---------- DATA SHOWN ----------

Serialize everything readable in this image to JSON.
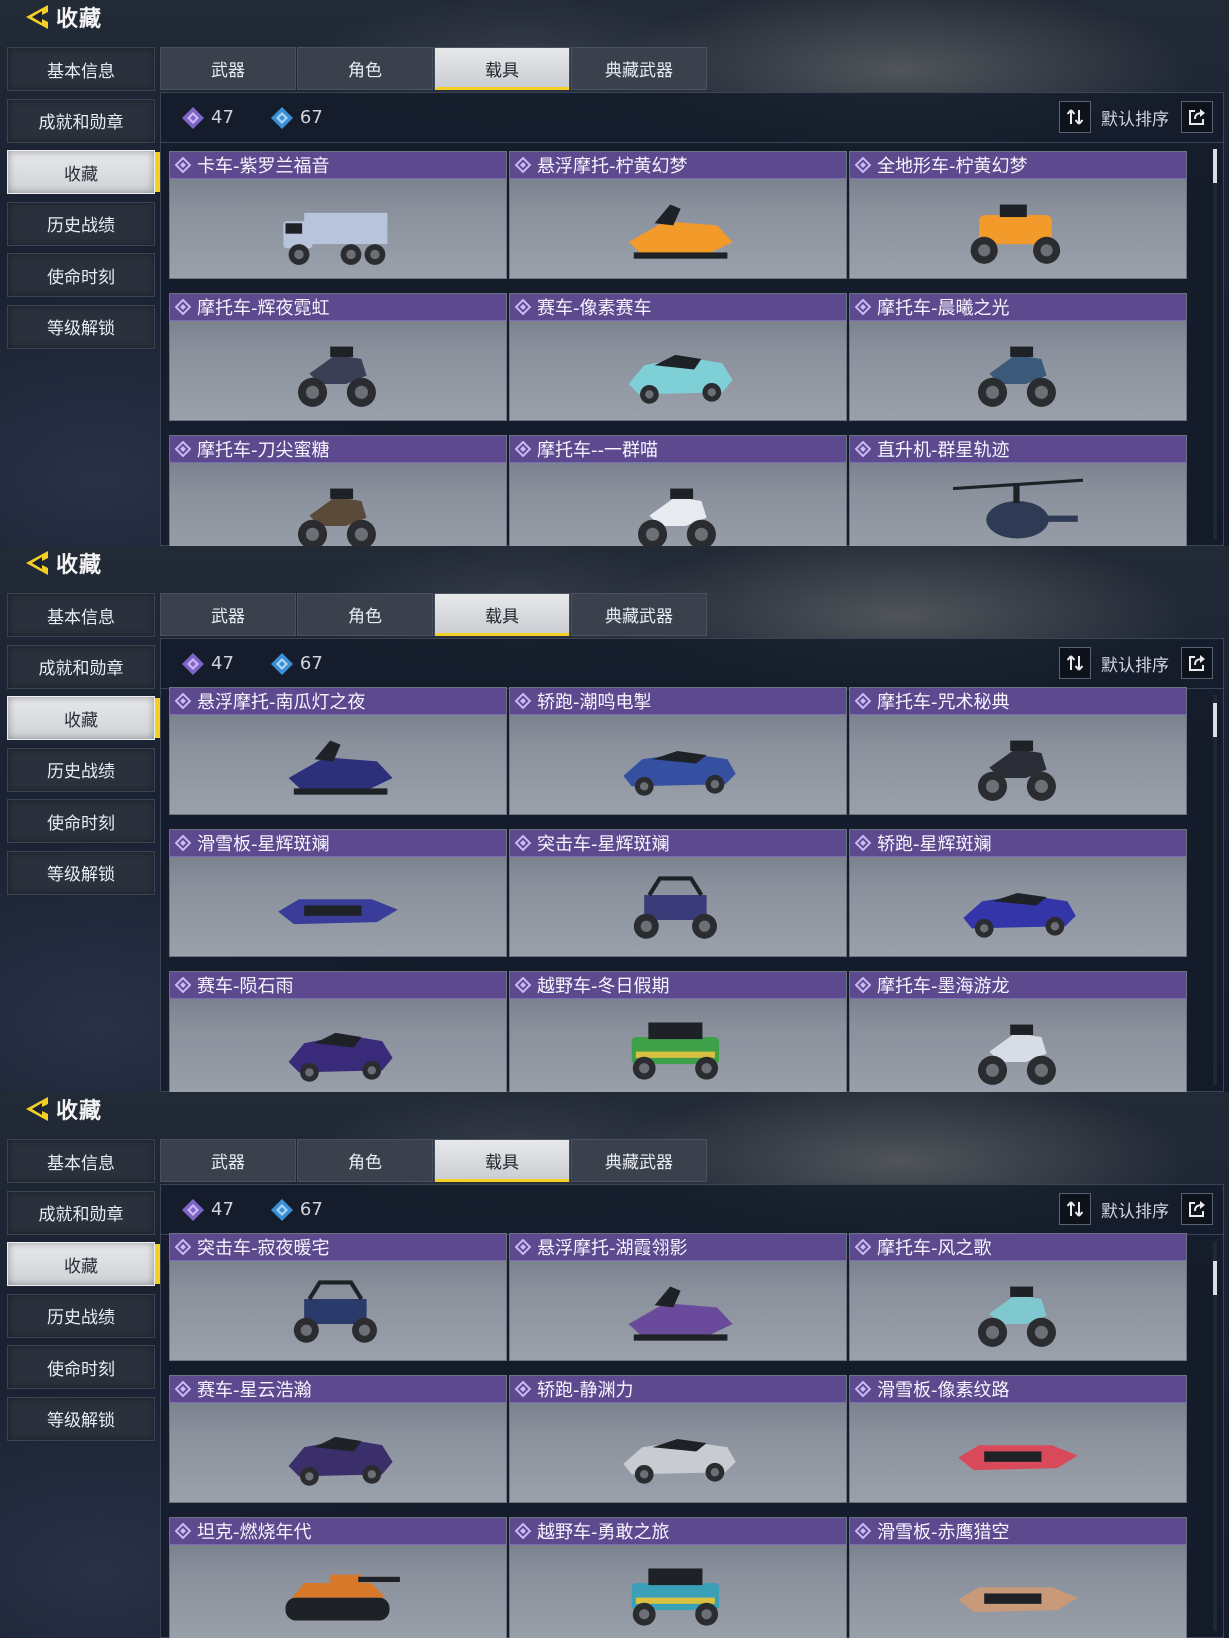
{
  "header": {
    "title": "收藏"
  },
  "side_nav": [
    "基本信息",
    "成就和勋章",
    "收藏",
    "历史战绩",
    "使命时刻",
    "等级解锁"
  ],
  "tabs": [
    "武器",
    "角色",
    "载具",
    "典藏武器"
  ],
  "stats": {
    "purple_count": "47",
    "blue_count": "67"
  },
  "sort_label": "默认排序",
  "colors": {
    "accent_yellow": "#f4cf26",
    "card_header_purple": "#5d4a8e",
    "active_tab": "#e7e8ea"
  },
  "screens": [
    {
      "cards": [
        {
          "name": "卡车-紫罗兰福音",
          "vehicle": "truck",
          "tint": "#b7c4dc"
        },
        {
          "name": "悬浮摩托-柠黄幻梦",
          "vehicle": "hoverbike",
          "tint": "#f39b2a"
        },
        {
          "name": "全地形车-柠黄幻梦",
          "vehicle": "atv",
          "tint": "#f39b2a"
        },
        {
          "name": "摩托车-辉夜霓虹",
          "vehicle": "motorbike",
          "tint": "#3a3f55"
        },
        {
          "name": "赛车-像素赛车",
          "vehicle": "racecar",
          "tint": "#7fd0d6"
        },
        {
          "name": "摩托车-晨曦之光",
          "vehicle": "motorbike",
          "tint": "#3b5a7a"
        },
        {
          "name": "摩托车-刀尖蜜糖",
          "vehicle": "motorbike",
          "tint": "#5a4a3a"
        },
        {
          "name": "摩托车--一群喵",
          "vehicle": "motorbike",
          "tint": "#e8eaf0"
        },
        {
          "name": "直升机-群星轨迹",
          "vehicle": "helicopter",
          "tint": "#2f3a55"
        }
      ]
    },
    {
      "cards": [
        {
          "name": "悬浮摩托-南瓜灯之夜",
          "vehicle": "hoverbike",
          "tint": "#2c2f7a"
        },
        {
          "name": "轿跑-潮鸣电掣",
          "vehicle": "coupe",
          "tint": "#3550a0"
        },
        {
          "name": "摩托车-咒术秘典",
          "vehicle": "motorbike",
          "tint": "#2a2d36"
        },
        {
          "name": "滑雪板-星辉斑斓",
          "vehicle": "snowmobile",
          "tint": "#3a3c9a"
        },
        {
          "name": "突击车-星辉斑斓",
          "vehicle": "buggy",
          "tint": "#3a3c7a"
        },
        {
          "name": "轿跑-星辉斑斓",
          "vehicle": "coupe",
          "tint": "#3335a8"
        },
        {
          "name": "赛车-陨石雨",
          "vehicle": "racecar",
          "tint": "#3a2a7a"
        },
        {
          "name": "越野车-冬日假期",
          "vehicle": "jeep",
          "tint": "#3fa04a"
        },
        {
          "name": "摩托车-墨海游龙",
          "vehicle": "motorbike",
          "tint": "#d8dce4"
        }
      ]
    },
    {
      "cards": [
        {
          "name": "突击车-寂夜暖宅",
          "vehicle": "buggy",
          "tint": "#2a3a6a"
        },
        {
          "name": "悬浮摩托-湖霞翎影",
          "vehicle": "hoverbike",
          "tint": "#6a4a9a"
        },
        {
          "name": "摩托车-风之歌",
          "vehicle": "motorbike",
          "tint": "#7fc8d0"
        },
        {
          "name": "赛车-星云浩瀚",
          "vehicle": "racecar",
          "tint": "#3a2f6a"
        },
        {
          "name": "轿跑-静渊力",
          "vehicle": "coupe",
          "tint": "#c8ccd2"
        },
        {
          "name": "滑雪板-像素纹路",
          "vehicle": "snowmobile",
          "tint": "#d84a5a"
        },
        {
          "name": "坦克-燃烧年代",
          "vehicle": "tank",
          "tint": "#d8782a"
        },
        {
          "name": "越野车-勇敢之旅",
          "vehicle": "jeep",
          "tint": "#3aa0b8"
        },
        {
          "name": "滑雪板-赤鹰猎空",
          "vehicle": "snowmobile",
          "tint": "#c89a7a"
        }
      ]
    }
  ]
}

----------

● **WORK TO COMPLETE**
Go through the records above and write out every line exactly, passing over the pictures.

● **ANSWER TO THE PROBLEM**
Serialize everything readable in this image to JSON.
{
  "header": {
    "title": "收藏"
  },
  "side_nav": [
    "基本信息",
    "成就和勋章",
    "收藏",
    "历史战绩",
    "使命时刻",
    "等级解锁"
  ],
  "tabs": [
    "武器",
    "角色",
    "载具",
    "典藏武器"
  ],
  "stats": {
    "purple_count": "47",
    "blue_count": "67"
  },
  "sort_label": "默认排序",
  "colors": {
    "accent_yellow": "#f4cf26",
    "card_header_purple": "#5d4a8e",
    "active_tab": "#e7e8ea"
  },
  "screens": [
    {
      "cards": [
        {
          "name": "卡车-紫罗兰福音",
          "vehicle": "truck",
          "tint": "#b7c4dc"
        },
        {
          "name": "悬浮摩托-柠黄幻梦",
          "vehicle": "hoverbike",
          "tint": "#f39b2a"
        },
        {
          "name": "全地形车-柠黄幻梦",
          "vehicle": "atv",
          "tint": "#f39b2a"
        },
        {
          "name": "摩托车-辉夜霓虹",
          "vehicle": "motorbike",
          "tint": "#3a3f55"
        },
        {
          "name": "赛车-像素赛车",
          "vehicle": "racecar",
          "tint": "#7fd0d6"
        },
        {
          "name": "摩托车-晨曦之光",
          "vehicle": "motorbike",
          "tint": "#3b5a7a"
        },
        {
          "name": "摩托车-刀尖蜜糖",
          "vehicle": "motorbike",
          "tint": "#5a4a3a"
        },
        {
          "name": "摩托车--一群喵",
          "vehicle": "motorbike",
          "tint": "#e8eaf0"
        },
        {
          "name": "直升机-群星轨迹",
          "vehicle": "helicopter",
          "tint": "#2f3a55"
        }
      ]
    },
    {
      "cards": [
        {
          "name": "悬浮摩托-南瓜灯之夜",
          "vehicle": "hoverbike",
          "tint": "#2c2f7a"
        },
        {
          "name": "轿跑-潮鸣电掣",
          "vehicle": "coupe",
          "tint": "#3550a0"
        },
        {
          "name": "摩托车-咒术秘典",
          "vehicle": "motorbike",
          "tint": "#2a2d36"
        },
        {
          "name": "滑雪板-星辉斑斓",
          "vehicle": "snowmobile",
          "tint": "#3a3c9a"
        },
        {
          "name": "突击车-星辉斑斓",
          "vehicle": "buggy",
          "tint": "#3a3c7a"
        },
        {
          "name": "轿跑-星辉斑斓",
          "vehicle": "coupe",
          "tint": "#3335a8"
        },
        {
          "name": "赛车-陨石雨",
          "vehicle": "racecar",
          "tint": "#3a2a7a"
        },
        {
          "name": "越野车-冬日假期",
          "vehicle": "jeep",
          "tint": "#3fa04a"
        },
        {
          "name": "摩托车-墨海游龙",
          "vehicle": "motorbike",
          "tint": "#d8dce4"
        }
      ]
    },
    {
      "cards": [
        {
          "name": "突击车-寂夜暖宅",
          "vehicle": "buggy",
          "tint": "#2a3a6a"
        },
        {
          "name": "悬浮摩托-湖霞翎影",
          "vehicle": "hoverbike",
          "tint": "#6a4a9a"
        },
        {
          "name": "摩托车-风之歌",
          "vehicle": "motorbike",
          "tint": "#7fc8d0"
        },
        {
          "name": "赛车-星云浩瀚",
          "vehicle": "racecar",
          "tint": "#3a2f6a"
        },
        {
          "name": "轿跑-静渊力",
          "vehicle": "coupe",
          "tint": "#c8ccd2"
        },
        {
          "name": "滑雪板-像素纹路",
          "vehicle": "snowmobile",
          "tint": "#d84a5a"
        },
        {
          "name": "坦克-燃烧年代",
          "vehicle": "tank",
          "tint": "#d8782a"
        },
        {
          "name": "越野车-勇敢之旅",
          "vehicle": "jeep",
          "tint": "#3aa0b8"
        },
        {
          "name": "滑雪板-赤鹰猎空",
          "vehicle": "snowmobile",
          "tint": "#c89a7a"
        }
      ]
    }
  ]
}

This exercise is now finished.